A militia commander in the Baghdad suburb of Abu Safain told the Times on Saturday: "Members of the Iraqi Army are trying to pick a fight between them and the Awakening. Do they want the sectarianism to come back, like in 2006?" Another Awakening leader in the Sunni district of Adhamiya said: "All of our guys are asking, ‘What about us? Are they going to arrest us next?'"


Facing persecution from the government and with no financial incentive to collaborate, many of the fighters may again take up arms against the occupation.


If they do, they could be joined by thousands of men who have recently been released from US military prisons. In the course of the illegal US occupation, tens of thousands of Iraqis were rounded up and thrown into prisons on nothing more than the suspicion of involvement in the insurgency. Since 2003, at least 100,000 Iraqis have been detained without any charges—some for years.


At the highpoint of the "surge" in 2007, the US was holding more than 26,000 people in prisons such as Camp Bucca. Throughout 2008 and the first months of 2009, that number has been systematically reduced to less than 9,000.


Brigadier General David Quantock, the commander of US detention operations, told Reuters, "there are 6,000 to 7,000 who we consider dangerous detainees". They will be handed over to Iraqi government, dragged before the courts, summarily convicted and imprisoned or sentenced to death for resisting the US invasion. At least 109 insurgents have been given death sentences already.

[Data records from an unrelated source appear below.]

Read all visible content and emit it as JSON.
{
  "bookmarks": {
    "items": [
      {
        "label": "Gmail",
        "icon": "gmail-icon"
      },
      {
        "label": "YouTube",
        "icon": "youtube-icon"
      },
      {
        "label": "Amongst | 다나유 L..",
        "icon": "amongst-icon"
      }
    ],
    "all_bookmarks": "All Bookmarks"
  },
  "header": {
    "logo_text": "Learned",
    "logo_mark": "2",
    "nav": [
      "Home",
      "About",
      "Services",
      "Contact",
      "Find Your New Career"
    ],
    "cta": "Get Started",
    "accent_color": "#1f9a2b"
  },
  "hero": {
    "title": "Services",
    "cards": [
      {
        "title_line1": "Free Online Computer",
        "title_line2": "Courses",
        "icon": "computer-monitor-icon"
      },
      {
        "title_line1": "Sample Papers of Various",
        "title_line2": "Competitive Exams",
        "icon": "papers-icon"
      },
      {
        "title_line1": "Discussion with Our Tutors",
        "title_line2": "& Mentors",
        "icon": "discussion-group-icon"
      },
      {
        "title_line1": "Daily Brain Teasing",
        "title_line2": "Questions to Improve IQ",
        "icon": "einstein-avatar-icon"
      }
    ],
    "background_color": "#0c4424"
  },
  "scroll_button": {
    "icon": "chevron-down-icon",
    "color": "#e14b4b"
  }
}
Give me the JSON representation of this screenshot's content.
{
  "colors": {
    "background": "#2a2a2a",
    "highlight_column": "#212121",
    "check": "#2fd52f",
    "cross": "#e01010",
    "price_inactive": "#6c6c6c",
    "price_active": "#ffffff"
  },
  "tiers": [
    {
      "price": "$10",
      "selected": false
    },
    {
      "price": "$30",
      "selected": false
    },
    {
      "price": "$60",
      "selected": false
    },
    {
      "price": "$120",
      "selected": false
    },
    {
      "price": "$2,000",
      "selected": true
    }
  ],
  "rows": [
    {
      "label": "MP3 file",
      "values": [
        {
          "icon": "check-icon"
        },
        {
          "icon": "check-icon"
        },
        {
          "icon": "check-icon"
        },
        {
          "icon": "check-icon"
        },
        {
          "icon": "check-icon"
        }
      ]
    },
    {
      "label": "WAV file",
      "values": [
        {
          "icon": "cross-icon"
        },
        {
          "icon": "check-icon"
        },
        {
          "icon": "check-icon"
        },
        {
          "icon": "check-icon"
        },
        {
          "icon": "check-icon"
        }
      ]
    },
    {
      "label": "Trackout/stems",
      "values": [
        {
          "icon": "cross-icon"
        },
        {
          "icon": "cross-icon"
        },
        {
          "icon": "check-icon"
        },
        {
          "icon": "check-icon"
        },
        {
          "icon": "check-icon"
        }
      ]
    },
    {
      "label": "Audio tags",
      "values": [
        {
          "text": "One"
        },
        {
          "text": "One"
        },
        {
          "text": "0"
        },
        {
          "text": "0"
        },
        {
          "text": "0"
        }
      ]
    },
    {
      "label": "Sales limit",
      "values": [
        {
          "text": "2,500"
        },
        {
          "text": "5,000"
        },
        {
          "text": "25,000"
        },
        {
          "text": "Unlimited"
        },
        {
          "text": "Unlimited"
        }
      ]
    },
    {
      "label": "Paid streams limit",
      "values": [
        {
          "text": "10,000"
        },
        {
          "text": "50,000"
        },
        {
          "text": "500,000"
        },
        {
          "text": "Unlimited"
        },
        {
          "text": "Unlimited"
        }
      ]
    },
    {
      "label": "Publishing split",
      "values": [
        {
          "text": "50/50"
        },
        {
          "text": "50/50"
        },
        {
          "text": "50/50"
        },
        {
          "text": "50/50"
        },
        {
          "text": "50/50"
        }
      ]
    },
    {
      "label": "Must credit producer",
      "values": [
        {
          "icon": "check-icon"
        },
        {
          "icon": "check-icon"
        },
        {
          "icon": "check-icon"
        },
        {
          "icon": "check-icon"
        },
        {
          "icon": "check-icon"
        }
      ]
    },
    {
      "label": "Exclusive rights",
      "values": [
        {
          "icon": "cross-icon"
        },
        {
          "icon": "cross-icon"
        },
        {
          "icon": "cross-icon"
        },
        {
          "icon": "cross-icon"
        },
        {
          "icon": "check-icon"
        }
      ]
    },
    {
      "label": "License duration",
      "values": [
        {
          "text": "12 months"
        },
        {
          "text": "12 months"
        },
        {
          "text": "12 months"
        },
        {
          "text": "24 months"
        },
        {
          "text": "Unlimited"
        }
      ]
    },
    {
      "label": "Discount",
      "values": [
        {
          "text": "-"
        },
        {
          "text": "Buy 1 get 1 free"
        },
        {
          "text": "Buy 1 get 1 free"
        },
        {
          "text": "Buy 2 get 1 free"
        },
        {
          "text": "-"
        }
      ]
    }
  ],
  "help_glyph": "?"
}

The bulk of the detainees, however, have been able to return to their homes and families. In most cases, they confront unemployment and devastated communities, as well as the repressive conduct of the Iraqi military and police.  


According to a March 23 report in the Washington Post, the police fear that many of those released are joining or forming resistance groups.


The article drew attention to the sentiment among Shiite ex-prisoners, most of whom were detained during crackdowns on the Mahdi Army militia loyal to cleric Moqtada al-Sadr. After initially denouncing the US invasion, Sadr made his peace with the occupation and the pro-US government. Large numbers of working class Shiites who once followed him have not. Over the past six years, they have suffered constant persecution and continue to endure terrible deprivation.


The Washington Post commented: "In the hardscrabble Shiite neighbourhoods of Baghdad, some former inmates of Bucca speak of revenge." Resistance groups they formed would be able to recruit numerous new fighters from among the hundreds of thousands of unemployed and destitute Shiite youth in suburbs such as Sadr City in Baghdad's east.


In Sunni areas, an Iraqi intelligence officer estimated that 60 percent of the ex-prisoners who had returned to Baghdad had already rejoined the insurgency. The police chief in the Baghdad suburb of Garma, who also heads the district's 3,000-strong Awakening militia, estimated the rate was 90 percent in his area. He told the Post he had arrested 70 former prisoners, including some who had been appealing to his militiamen to resume armed resistance.


The Iraqi government, echoing its overlords in Washington, demonises all insurgent activity against the US occupation as "terrorism". In fact, the majority of the fighters had no links with international or local Islamic extremism and fought to evict the foreign occupation forces and for the right of Iraqis to determine their own future. With no employment prospects, it is inevitable that some will decide to resume fighting Iraq's US domination.